====== Dataset ======

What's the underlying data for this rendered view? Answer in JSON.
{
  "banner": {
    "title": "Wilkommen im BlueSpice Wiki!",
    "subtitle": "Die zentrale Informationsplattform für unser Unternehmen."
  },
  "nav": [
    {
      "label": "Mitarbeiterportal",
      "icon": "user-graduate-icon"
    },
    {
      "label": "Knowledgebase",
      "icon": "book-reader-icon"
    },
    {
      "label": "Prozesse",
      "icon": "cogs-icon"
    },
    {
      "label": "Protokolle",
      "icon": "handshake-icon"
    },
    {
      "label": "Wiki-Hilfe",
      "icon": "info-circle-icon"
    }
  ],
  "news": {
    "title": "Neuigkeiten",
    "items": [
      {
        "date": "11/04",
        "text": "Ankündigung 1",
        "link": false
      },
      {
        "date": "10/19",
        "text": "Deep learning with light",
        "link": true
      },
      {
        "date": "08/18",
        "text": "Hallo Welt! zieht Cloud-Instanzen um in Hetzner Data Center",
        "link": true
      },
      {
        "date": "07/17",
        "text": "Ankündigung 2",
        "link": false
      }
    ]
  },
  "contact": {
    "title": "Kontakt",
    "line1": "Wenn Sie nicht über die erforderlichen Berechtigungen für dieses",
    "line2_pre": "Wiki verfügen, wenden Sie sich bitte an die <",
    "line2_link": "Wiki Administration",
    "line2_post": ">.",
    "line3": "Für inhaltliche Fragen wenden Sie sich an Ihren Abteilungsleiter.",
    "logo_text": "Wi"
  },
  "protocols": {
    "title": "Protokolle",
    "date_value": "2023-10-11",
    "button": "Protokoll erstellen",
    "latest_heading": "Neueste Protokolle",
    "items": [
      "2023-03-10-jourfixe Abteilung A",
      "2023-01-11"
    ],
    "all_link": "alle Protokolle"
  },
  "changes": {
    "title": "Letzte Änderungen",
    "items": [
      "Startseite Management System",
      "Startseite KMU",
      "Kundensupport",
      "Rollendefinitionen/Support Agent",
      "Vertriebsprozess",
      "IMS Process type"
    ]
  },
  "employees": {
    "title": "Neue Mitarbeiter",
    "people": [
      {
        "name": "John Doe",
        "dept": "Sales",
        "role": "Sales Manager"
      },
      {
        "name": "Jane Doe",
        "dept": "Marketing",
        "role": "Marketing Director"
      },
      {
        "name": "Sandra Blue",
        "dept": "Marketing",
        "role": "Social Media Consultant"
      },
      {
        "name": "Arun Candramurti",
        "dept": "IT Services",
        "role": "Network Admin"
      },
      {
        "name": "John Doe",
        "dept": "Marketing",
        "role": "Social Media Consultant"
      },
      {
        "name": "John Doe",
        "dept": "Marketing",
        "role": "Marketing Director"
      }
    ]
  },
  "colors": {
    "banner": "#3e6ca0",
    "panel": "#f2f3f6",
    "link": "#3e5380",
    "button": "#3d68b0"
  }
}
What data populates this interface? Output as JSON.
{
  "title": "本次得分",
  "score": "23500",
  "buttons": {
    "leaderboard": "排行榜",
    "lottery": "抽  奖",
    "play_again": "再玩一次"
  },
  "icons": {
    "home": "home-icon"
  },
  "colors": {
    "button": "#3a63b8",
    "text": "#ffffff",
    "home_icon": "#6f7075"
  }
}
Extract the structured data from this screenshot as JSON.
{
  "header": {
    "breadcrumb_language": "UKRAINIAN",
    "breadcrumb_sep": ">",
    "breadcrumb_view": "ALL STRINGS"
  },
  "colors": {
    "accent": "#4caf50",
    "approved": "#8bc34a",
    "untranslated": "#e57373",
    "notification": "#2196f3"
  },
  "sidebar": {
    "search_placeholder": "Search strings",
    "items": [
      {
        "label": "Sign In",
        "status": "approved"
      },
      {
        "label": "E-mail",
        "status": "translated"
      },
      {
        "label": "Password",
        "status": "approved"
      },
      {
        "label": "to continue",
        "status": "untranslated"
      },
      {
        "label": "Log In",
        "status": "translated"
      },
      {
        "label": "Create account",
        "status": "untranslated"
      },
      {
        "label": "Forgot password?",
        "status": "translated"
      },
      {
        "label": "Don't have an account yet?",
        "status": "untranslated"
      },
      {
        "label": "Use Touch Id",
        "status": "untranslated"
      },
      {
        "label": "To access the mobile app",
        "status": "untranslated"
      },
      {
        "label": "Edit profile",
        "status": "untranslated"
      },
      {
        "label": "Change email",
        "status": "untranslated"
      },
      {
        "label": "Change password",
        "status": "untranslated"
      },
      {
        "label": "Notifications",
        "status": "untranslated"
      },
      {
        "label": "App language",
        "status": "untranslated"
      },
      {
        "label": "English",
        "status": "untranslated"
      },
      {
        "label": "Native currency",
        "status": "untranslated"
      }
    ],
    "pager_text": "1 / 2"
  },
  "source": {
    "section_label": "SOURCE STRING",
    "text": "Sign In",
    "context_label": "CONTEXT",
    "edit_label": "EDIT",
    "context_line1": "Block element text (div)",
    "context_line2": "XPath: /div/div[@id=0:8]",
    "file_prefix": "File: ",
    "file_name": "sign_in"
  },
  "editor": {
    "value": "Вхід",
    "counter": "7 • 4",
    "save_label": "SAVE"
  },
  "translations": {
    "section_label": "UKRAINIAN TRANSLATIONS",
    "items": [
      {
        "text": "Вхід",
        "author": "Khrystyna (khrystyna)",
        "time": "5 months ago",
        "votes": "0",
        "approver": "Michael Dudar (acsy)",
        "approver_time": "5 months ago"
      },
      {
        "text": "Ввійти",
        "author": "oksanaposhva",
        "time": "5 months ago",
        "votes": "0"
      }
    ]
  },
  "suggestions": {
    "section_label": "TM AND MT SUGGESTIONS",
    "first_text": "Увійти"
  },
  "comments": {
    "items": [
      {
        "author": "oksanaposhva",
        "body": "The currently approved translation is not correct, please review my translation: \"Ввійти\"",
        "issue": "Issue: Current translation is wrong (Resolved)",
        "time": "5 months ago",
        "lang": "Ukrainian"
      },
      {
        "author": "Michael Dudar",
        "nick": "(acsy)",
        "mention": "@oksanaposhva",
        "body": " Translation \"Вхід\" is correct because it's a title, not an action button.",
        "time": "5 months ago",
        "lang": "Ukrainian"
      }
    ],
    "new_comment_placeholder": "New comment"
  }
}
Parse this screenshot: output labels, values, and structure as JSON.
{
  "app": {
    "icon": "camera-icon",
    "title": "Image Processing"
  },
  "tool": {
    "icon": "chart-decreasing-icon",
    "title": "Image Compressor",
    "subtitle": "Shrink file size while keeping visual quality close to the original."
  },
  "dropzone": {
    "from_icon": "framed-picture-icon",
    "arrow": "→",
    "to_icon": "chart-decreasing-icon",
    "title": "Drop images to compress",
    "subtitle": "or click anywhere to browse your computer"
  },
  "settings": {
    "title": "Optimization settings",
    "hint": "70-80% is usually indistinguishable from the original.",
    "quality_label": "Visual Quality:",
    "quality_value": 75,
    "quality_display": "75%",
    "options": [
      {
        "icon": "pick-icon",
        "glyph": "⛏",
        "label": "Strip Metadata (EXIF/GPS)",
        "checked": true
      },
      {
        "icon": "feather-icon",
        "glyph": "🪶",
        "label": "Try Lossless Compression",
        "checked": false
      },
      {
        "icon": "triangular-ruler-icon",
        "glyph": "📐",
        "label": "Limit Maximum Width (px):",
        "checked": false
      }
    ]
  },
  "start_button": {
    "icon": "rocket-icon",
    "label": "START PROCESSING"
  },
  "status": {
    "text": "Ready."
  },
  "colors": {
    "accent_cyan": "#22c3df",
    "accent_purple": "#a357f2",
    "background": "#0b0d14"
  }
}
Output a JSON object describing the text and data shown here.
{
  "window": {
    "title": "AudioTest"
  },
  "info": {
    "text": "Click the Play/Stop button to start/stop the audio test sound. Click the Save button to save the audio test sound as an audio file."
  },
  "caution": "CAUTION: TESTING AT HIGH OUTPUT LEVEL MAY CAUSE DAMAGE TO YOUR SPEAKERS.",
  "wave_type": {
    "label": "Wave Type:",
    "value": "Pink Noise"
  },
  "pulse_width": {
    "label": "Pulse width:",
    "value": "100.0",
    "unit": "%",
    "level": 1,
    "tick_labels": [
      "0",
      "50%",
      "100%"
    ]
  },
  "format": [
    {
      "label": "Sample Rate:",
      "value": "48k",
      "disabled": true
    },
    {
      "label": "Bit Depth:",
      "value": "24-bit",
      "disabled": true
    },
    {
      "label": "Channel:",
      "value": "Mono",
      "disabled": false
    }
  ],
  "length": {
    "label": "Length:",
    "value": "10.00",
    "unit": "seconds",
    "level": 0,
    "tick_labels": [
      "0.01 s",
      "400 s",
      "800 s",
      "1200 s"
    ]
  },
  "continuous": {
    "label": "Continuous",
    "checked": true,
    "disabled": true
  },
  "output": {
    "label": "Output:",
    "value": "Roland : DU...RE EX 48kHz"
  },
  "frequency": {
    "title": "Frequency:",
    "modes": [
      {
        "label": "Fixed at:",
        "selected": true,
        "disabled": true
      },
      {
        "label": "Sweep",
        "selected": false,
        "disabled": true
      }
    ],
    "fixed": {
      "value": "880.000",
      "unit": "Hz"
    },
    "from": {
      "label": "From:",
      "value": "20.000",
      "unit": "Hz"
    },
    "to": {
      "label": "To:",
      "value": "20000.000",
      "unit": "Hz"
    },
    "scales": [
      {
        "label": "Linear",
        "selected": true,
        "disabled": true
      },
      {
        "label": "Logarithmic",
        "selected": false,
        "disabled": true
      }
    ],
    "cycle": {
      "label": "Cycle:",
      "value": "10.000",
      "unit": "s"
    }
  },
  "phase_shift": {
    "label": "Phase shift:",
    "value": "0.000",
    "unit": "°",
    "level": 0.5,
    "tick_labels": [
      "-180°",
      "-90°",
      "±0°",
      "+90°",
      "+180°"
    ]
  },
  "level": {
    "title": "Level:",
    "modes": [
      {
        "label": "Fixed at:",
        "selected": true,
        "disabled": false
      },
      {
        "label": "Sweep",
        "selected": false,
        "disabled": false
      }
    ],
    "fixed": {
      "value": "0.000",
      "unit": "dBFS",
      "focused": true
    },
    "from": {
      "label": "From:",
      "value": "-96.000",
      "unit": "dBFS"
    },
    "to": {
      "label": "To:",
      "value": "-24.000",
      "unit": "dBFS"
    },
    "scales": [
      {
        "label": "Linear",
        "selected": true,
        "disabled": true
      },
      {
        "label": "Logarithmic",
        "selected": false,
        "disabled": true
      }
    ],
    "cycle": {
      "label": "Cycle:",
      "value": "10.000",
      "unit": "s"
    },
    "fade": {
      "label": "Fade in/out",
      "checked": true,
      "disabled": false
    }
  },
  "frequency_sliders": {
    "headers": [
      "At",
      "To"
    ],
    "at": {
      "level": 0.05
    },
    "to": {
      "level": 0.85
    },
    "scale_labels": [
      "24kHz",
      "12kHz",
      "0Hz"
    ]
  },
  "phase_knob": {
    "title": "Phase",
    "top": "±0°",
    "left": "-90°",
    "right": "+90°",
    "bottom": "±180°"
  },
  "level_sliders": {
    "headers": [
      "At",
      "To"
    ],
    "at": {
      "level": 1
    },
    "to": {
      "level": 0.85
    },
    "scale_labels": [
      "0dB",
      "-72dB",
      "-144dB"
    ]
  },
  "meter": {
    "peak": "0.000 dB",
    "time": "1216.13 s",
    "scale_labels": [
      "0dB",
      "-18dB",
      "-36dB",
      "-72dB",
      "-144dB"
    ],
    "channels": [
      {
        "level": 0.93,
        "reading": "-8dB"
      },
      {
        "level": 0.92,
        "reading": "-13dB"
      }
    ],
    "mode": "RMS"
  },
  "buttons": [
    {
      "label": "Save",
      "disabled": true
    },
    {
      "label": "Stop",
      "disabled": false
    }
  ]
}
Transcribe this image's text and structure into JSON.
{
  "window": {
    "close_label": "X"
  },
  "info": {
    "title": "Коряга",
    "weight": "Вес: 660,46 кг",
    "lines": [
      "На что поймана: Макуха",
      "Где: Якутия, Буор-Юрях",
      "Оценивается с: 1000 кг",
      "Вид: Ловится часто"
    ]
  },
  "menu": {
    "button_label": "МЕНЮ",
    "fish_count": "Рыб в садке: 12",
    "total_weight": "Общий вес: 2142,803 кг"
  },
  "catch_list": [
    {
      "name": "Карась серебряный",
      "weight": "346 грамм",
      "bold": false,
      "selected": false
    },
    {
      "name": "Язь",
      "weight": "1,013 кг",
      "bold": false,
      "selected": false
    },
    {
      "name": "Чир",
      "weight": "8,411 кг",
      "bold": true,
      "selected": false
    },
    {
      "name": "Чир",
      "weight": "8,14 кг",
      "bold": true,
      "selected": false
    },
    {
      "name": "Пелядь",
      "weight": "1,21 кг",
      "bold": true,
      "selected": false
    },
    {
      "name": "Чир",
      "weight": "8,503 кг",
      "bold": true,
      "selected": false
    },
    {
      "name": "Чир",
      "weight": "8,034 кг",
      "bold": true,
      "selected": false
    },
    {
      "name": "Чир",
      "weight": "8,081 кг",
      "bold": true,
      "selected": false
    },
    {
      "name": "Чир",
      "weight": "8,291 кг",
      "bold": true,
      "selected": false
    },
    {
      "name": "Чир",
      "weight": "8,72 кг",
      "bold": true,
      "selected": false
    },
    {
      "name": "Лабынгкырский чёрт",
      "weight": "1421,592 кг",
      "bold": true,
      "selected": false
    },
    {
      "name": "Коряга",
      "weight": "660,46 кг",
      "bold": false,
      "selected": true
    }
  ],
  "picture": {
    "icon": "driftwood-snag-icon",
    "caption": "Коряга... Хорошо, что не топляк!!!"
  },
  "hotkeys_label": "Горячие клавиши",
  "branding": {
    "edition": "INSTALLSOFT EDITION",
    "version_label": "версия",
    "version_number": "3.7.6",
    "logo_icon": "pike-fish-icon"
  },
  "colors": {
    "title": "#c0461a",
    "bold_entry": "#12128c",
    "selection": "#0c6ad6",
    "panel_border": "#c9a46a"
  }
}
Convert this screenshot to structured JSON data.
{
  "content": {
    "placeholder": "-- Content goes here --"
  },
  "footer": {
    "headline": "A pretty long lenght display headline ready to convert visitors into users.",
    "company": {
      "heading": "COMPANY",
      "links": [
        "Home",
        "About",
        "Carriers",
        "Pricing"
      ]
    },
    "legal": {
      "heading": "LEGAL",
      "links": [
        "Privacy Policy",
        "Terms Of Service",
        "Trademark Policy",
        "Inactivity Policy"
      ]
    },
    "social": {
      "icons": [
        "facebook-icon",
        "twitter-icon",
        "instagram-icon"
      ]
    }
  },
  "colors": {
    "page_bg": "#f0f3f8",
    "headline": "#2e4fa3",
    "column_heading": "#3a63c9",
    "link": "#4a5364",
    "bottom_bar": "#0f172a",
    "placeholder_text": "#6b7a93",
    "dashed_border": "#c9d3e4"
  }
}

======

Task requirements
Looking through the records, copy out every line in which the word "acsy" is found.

Solved problem
        "approver": "Michael Dudar (acsy)",
        "nick": "(acsy)",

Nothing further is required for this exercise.